Inhalable vaccines and the fight against TB: DDL2017 highlights

  • 11 december, 2017
  • 11:59

It’s the largest, most important event in Europe’s pulmonary drug delivery calendar—this year there were more visitors, and research posters, than ever at the Drug Delivery to the Lungs (DDL) Conference, Edinburgh, December 6-8. What were the highlights?

An estimated 800 inhalation researchers attended this year’s DDL, up from 720 last year. For ISAB’s team of four it was an eventful Conference with a busy stand, customer meetings and three research posters, including one co-authored with Hovione and one with King’s College London.

Maria Malmlöf, ISAB Lab Manager In Vitro Studies: “It was excellent to catch up with so many collaborators. There was a fascinating range of posters this year and inhalable vaccines and nasal distribution seemed to me to be hot topics. At this event I felt our aerosol and dissolution expertise and capabilities were better known and attracting more interest from a whole range of researchers.”

Mattias Nowenwik, ISAB Analytical Chemist: “So many of the presentations were of a really high quality. It was great to meet so many collaborators. And inhaled vaccines, particularly for the treatment of TB, seemed to be a hot topic globally.”

Inhaled vaccines: TB and ISAB

ISAB and PreciseInhale® are involved in ongoing research into a new preventative treatment for TB. In 2016 the research team at the Institute for Clinical and Experimental Medicine at the University of Linköping, headed by Associate Professor Maria Lerm, used PreciseInhale® as part of their research into a new preventative, epigenetic treatment for TB, based on trained not adaptive immunity.

An epigenetic treatment would essentially prevent TB by training tissue in the lung to fight the disease—independent of adaptive, genetic immunity. Whilst it is early days for epigenetic TB treatments, interest is intense. If successful, an inhaled epigenetic treatment would prevent not only TB, but the highly aggressive strains of multi-drug resistant TB that are springing up and spreading around Asia.

The posters

ISAB’s three posters showed research on PreciseInhale®’s pMDI capability, separation of coarse lactose particles and agglomerates and controlling air pressure in aerosol generation.

Poster 5, carried out with researchers from King’s College London, shows how PreciseInhale® tests and generates aerosols from commercial inhalers. Poster 20, co-authored by ISAB clients Hovione, shows how PreciseInhale® separates coarse particles and agglomerates early on when developing drugs, creating consistent aerosols and data.
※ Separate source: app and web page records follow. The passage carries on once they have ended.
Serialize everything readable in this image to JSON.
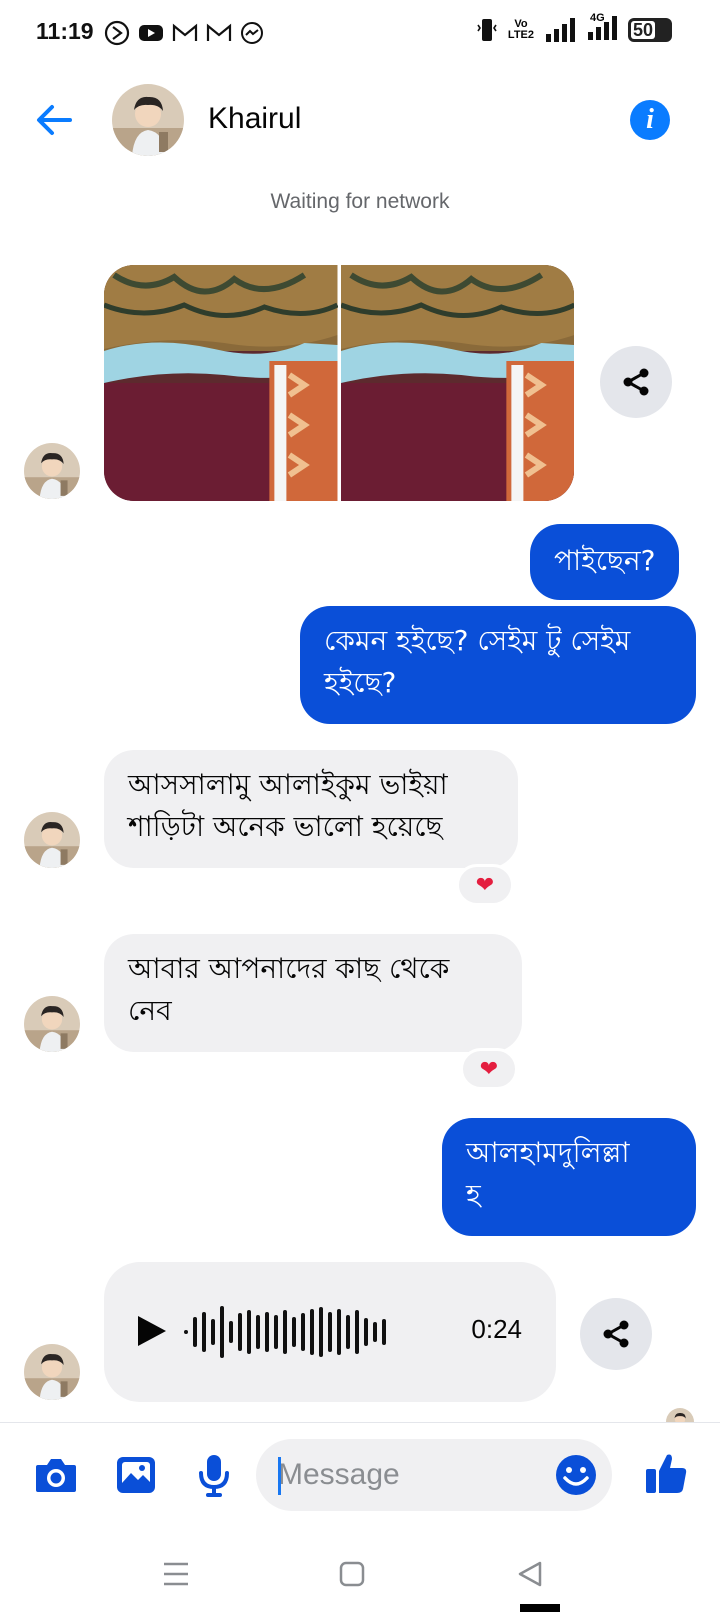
{
  "status_bar": {
    "time": "11:19",
    "volte_top": "Vo",
    "volte_bottom": "LTE2",
    "network": "4G",
    "battery": "50"
  },
  "header": {
    "contact_name": "Khairul",
    "network_status": "Waiting for network"
  },
  "messages": [
    {
      "type": "photos",
      "direction": "in",
      "count": 2
    },
    {
      "type": "text",
      "direction": "out",
      "text": "পাইছেন?"
    },
    {
      "type": "text",
      "direction": "out",
      "text": "কেমন হইছে? সেইম টু সেইম হইছে?"
    },
    {
      "type": "text",
      "direction": "in",
      "text": "আসসালামু আলাইকুম ভাইয়া শাড়িটা অনেক ভালো হয়েছে",
      "reaction": "❤"
    },
    {
      "type": "text",
      "direction": "in",
      "text": "আবার আপনাদের কাছ থেকে নেব",
      "reaction": "❤"
    },
    {
      "type": "text",
      "direction": "out",
      "text": "আলহামদুলিল্লাহ"
    },
    {
      "type": "voice",
      "direction": "in",
      "duration": "0:24"
    }
  ],
  "msg": {
    "m1": "পাইছেন?",
    "m2_line1": "কেমন হইছে? সেইম টু সেইম",
    "m2_line2": "হইছে?",
    "m3_line1": "আসসালামু আলাইকুম ভাইয়া",
    "m3_line2": "শাড়িটা অনেক ভালো হয়েছে",
    "m4_line1": "আবার আপনাদের কাছ থেকে",
    "m4_line2": "নেব",
    "m5_line1": "আলহামদুলিল্লা",
    "m5_line2": "হ",
    "voice_duration": "0:24",
    "reaction": "❤"
  },
  "composer": {
    "placeholder": "Message"
  },
  "icons": {
    "back": "back-arrow-icon",
    "info": "info-icon",
    "share": "share-icon",
    "camera": "camera-icon",
    "gallery": "gallery-icon",
    "mic": "microphone-icon",
    "emoji": "emoji-icon",
    "like": "thumbs-up-icon"
  },
  "colors": {
    "accent": "#0a7cff",
    "outgoing_bubble": "#0a4fd8",
    "incoming_bubble": "#f0f0f2",
    "reaction": "#e41e3f"
  }
}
Poster 14 illustrates how PreciseInhale® controls the air pressure of the aerosol dose, meaning better control of particle size distribution.